Town Council position is elected by the people - not by a sitting Town Council Member(s) !
In my opinion the moment the seat is vacated for any reason, nominations should be sought and an election should be called ASAP.

The Town and City Councils are elected positions for very important reasons across the USA.

The personnel is for me not the issue...an election is the issue. The democratic process is the issue-Town Chartered or no.
I think common sense has been cast aside with the on-the-Charter-books ruling.
We should look to change the Charter's language...

...from City of Pawtucket Charter regarding Town Council vacancy due to untimely death, retirement, illness, etc:
Sec. 2-102
Vacancies.
If a vacancy occurs in the office of councilman more than one hundred eighty days before the time of holding the next succeeding regular city election, the board of canvassers shall call a special election for the purpose of filling such vacancy for the remainder of the term, such special election to be held not less than thirty nor more than fifty days after the date of the occurrence of such vacancy. If any such vacancy occurs one hundred eighty days, or less, before the time of holding the next succeeding regular city election, the board of canvassers shall call a special election for said purpose, to be held not less than thirty days nor more than fifty days after the date of the occurrence of such vacancy, on demand therefor in writing signed by at least one-third of all the members of the council, and filed with the board of canvassers and the city clerk at least sixty days prior to the time of holding the next succeeding regular city election. In the event that any state election, regular or special, or any city election for any other purpose shall be held within the said period, the board of canvassers may in its discretion order any special election required by the provisions of this section to be held at the same time as such other city or state election.

Town managers on average save 20% twenty percent of budgets upon arrival. Town managers are educated in grants,federal,state and nonprofit funds. It will be politics as usual in town just more frugal.
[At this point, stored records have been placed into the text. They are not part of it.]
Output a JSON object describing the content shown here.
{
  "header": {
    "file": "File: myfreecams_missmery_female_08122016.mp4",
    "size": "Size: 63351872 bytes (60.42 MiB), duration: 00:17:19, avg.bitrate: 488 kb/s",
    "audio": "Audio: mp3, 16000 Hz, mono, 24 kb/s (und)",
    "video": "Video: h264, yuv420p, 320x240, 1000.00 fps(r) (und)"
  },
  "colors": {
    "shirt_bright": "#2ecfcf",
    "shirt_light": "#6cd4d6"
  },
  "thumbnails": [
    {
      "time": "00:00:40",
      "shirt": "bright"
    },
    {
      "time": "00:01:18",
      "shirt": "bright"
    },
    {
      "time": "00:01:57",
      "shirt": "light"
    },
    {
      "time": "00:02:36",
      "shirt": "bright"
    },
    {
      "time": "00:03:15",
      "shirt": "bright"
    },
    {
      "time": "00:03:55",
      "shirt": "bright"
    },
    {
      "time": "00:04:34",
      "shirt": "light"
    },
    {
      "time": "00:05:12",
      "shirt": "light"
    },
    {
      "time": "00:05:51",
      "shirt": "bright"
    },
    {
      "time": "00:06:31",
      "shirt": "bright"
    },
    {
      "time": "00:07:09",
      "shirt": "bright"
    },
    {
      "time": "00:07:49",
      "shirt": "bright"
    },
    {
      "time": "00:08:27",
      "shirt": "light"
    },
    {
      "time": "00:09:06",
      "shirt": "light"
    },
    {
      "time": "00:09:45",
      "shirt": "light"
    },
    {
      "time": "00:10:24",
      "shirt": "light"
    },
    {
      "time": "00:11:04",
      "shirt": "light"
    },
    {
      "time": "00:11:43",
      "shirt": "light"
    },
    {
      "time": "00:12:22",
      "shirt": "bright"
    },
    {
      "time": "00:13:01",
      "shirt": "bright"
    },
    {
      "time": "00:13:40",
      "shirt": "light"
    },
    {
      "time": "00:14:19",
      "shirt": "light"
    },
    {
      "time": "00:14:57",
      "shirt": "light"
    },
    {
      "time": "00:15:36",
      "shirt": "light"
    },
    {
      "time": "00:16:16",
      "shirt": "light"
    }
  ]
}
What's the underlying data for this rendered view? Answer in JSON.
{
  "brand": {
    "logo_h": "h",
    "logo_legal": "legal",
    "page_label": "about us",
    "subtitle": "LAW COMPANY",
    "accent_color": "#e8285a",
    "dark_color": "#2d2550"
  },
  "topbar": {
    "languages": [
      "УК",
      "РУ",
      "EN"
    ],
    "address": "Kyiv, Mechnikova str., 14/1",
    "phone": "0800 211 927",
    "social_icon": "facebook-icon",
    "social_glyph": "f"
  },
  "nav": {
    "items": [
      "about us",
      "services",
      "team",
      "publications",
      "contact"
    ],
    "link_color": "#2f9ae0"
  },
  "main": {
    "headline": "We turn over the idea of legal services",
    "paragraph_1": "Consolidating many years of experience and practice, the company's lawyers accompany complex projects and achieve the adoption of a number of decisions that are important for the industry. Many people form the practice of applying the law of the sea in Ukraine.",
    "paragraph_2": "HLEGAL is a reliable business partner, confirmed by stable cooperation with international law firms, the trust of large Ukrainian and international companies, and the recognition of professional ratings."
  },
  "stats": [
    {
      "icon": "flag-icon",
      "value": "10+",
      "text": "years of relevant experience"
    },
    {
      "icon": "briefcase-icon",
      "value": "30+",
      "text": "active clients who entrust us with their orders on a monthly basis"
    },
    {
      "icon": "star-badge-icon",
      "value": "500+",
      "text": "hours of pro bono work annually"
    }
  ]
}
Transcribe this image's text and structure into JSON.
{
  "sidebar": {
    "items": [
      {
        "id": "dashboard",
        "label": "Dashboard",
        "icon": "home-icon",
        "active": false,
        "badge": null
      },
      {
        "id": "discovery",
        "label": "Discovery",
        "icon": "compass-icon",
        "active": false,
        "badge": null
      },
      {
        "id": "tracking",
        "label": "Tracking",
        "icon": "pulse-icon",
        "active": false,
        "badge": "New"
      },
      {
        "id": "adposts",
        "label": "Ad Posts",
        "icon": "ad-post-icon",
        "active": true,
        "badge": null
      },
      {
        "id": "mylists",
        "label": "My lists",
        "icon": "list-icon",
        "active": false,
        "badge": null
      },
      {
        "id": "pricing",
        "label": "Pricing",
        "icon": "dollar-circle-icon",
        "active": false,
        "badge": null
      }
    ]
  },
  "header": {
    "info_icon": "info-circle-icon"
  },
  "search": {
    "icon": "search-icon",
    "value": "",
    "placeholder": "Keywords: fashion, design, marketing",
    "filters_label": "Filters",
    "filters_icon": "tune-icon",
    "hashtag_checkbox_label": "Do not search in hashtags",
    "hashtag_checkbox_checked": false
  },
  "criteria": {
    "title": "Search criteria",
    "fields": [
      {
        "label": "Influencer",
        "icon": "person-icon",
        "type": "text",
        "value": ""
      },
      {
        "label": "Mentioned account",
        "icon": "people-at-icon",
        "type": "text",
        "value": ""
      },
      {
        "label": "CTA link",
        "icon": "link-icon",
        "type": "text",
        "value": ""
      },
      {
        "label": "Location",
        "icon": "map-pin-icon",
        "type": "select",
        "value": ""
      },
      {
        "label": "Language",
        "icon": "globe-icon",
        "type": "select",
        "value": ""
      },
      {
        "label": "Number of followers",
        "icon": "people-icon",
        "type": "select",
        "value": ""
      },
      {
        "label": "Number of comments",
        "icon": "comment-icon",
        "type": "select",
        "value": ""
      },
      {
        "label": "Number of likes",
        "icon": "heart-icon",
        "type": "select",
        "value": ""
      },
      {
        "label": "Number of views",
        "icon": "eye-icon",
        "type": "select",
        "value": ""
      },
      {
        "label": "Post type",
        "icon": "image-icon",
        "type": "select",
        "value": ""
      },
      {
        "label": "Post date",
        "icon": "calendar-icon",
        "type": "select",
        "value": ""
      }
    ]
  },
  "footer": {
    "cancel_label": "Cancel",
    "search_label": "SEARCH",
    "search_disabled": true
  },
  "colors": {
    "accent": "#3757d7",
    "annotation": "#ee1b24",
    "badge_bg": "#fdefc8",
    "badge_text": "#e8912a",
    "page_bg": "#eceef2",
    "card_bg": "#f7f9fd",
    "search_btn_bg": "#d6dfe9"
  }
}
I appreciate the comments above regarding the charter amendments. Unfortunately the public hearing was held and other than the charter review committee and town officials, there were less than 5 members of the public in attendance. The interest in the charter review committee public meetings garnered the same interest from the general public.

The value of making suggestions in the Valley Breeze that should be brought forth during a public hearing is the same as the price of this paper.... Zero.

Please provide your sources to back up the claim of savings. Hard data is needed, not conjecture.

Why are cities and towns Privatizing services all over the country. If we hired a recent MBA graduate from Bryant to run our town as a private business do you think we could save money.My point is cities and towns have exceeded their financial means for to long and taxpayers want change.

AMEN!